HappyTap Brings Clean Hands Technology to Combat Covid in North Tyneside School
A businesswoman, executive advisor and coach who spent 30 years living and working in Japan has returned to the UK and brought with her a cost effective yet simple idea to keep children safe against Covid in North East schools.
Vikki Bolam who runs Tynemouth based Red Zebra Consulting spent three decades working abroad as a senior executive and management consultant advising Japanese firms with multibillion-dollar turnovers.
One of her roles focused on creating the corporate brand for a newly created multibillion-dollar Japanese company which was a market leader in sanitary ware. The company was interested in developing a social impact legacy and in a world where only one in three people have a hygienic toilet, supporting the WaSH sector (Water, Sanitation and Hygiene) in underserved communities globally made instant sense.
This experience was the impetus for Vikki dedicating her future career to supporting social enterprises increase their impact, particularly in the hygiene sector. After leaving Japan in 2018, she joined the boards of two exciting social enterprises, a portable toilet company in Ghana (Clean Team Ghana) and a waste processing technology in the U.K. (Wase Ltd.), and became an executive advisor and coach to others including HappyTap based in Cambodia.
HappyTap produces the world’s first affordable, portable sink and water storage tank designed to encourage handwashing behaviours amongst children in challenging environments; it features a brightly coloured base with fun decals, and a tap designed for small hands. It is sold commercially for use in homes and thousands have been bought by aid agencies for distribution across the world for schools and health facilities.
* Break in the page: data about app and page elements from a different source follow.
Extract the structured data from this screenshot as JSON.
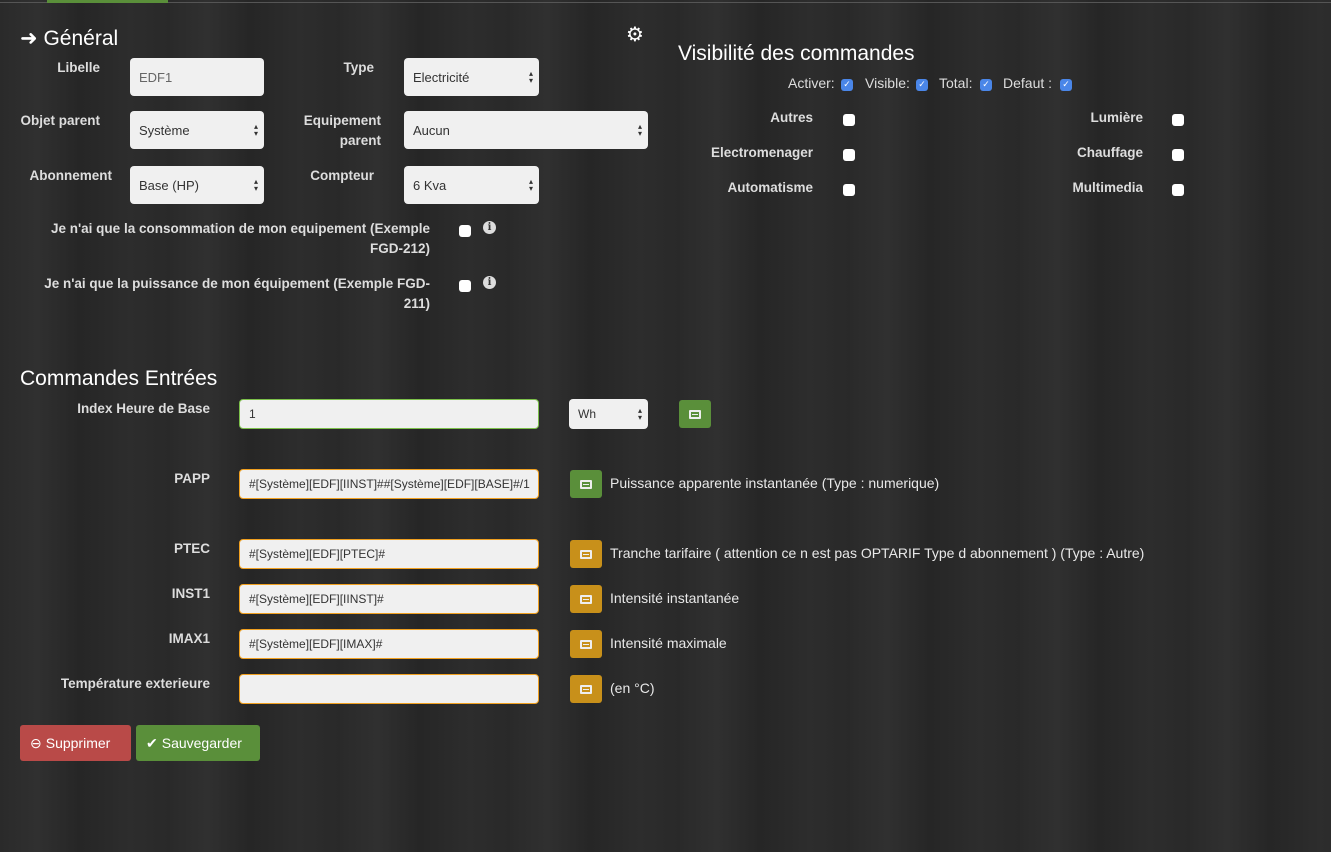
{
  "general": {
    "title": "Général",
    "libelle_label": "Libelle",
    "libelle_value": "EDF1",
    "type_label": "Type",
    "type_value": "Electricité",
    "objet_label": "Objet parent",
    "objet_value": "Système",
    "equip_label": "Equipement parent",
    "equip_value": "Aucun",
    "abonnement_label": "Abonnement",
    "abonnement_value": "Base (HP)",
    "compteur_label": "Compteur",
    "compteur_value": "6 Kva",
    "conso_label": "Je n'ai que la consommation de mon equipement (Exemple FGD-212)",
    "puissance_label": "Je n'ai que la puissance de mon équipement (Exemple FGD-211)"
  },
  "visibility": {
    "title": "Visibilité des commandes",
    "flags": [
      {
        "label": "Activer:",
        "checked": true
      },
      {
        "label": "Visible:",
        "checked": true
      },
      {
        "label": "Total:",
        "checked": true
      },
      {
        "label": "Defaut :",
        "checked": true
      }
    ],
    "categories": [
      "Autres",
      "Electromenager",
      "Automatisme",
      "Lumière",
      "Chauffage",
      "Multimedia"
    ]
  },
  "commands": {
    "title": "Commandes Entrées",
    "index_label": "Index Heure de Base",
    "index_value": "1",
    "index_unit": "Wh",
    "rows": [
      {
        "label": "PAPP",
        "value": "#[Système][EDF][IINST]##[Système][EDF][BASE]#/1",
        "desc": "Puissance apparente instantanée (Type : numerique)"
      },
      {
        "label": "PTEC",
        "value": "#[Système][EDF][PTEC]#",
        "desc": "Tranche tarifaire ( attention ce n est pas OPTARIF Type d abonnement ) (Type : Autre)"
      },
      {
        "label": "INST1",
        "value": "#[Système][EDF][IINST]#",
        "desc": "Intensité instantanée"
      },
      {
        "label": "IMAX1",
        "value": "#[Système][EDF][IMAX]#",
        "desc": "Intensité maximale"
      },
      {
        "label": "Température exterieure",
        "value": "",
        "desc": "(en °C)"
      }
    ]
  },
  "actions": {
    "delete": "Supprimer",
    "save": "Sauvegarder"
  },
  "colors": {
    "green": "#5a8f3a",
    "orange": "#c8901a",
    "red": "#b94a48"
  }
}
As COVID took hold in the U.K. and the government emphasised handwashing was key to preventing the spread of the disease, Vikki realized HappyTap could support schools in the UK struggling to provide enough handwashing facilities to adhere to government guidelines.
“Covid has been an enormous leveller; it is wreaking havoc across the world regardless of location or wealth. HappyTap was borne from the need to improve hygiene in challenging environments where deadly infectious diseases are rife. Hence the development of a robust, affordable, portable sink designed specifically to develop good handwashing habits in children. It’s also a great example of reverse innovation; how a product adapted for use in another part of the world can be usefully introduced and, in this case, be used to protect our own school children, “said Vikki.
The HappyTap has been successfully trialled in Durham schools where the equipment has drastically cut down waiting times during lunch and breaks for children to wash their hands and given older schools with limited washing facilities more options. Schools across the county will have them by the new half-term.
Now, a North Tyneside school has also recognized its potential. The HappyTap is now being used in Sir James Knott Nursery in Tynemouth and head teacher Mr. John Croft is already seeing benefits:
“The unit is specially designed for children to use easily and each holds enough water for about 60 washes. It’s making washing hands so much more fun and less time consuming for our young people. Use of hand sanitizers can be more difficult to supervise effectively, and can cause some skin complaints – soap and water are always the best. It’s such a simple idea yet it’s very effective,” he said.
“HappyTap’s mission is to provide robust, accessible handwashing facilities to 10 million people by 2024. In addition to making a real difference to the safety of young people in our region, for every ten units sold in the U.K., one will be donated to a school in a low-income country extending its impact to children who face significant hygiene risks on a daily basis. We have committed to donating 80 units to schools in Vietnam in just the last month, benefitting more than 2,000 children,” said Vikki.
This was posted in Bdaily's Members' News section by Keith Newman .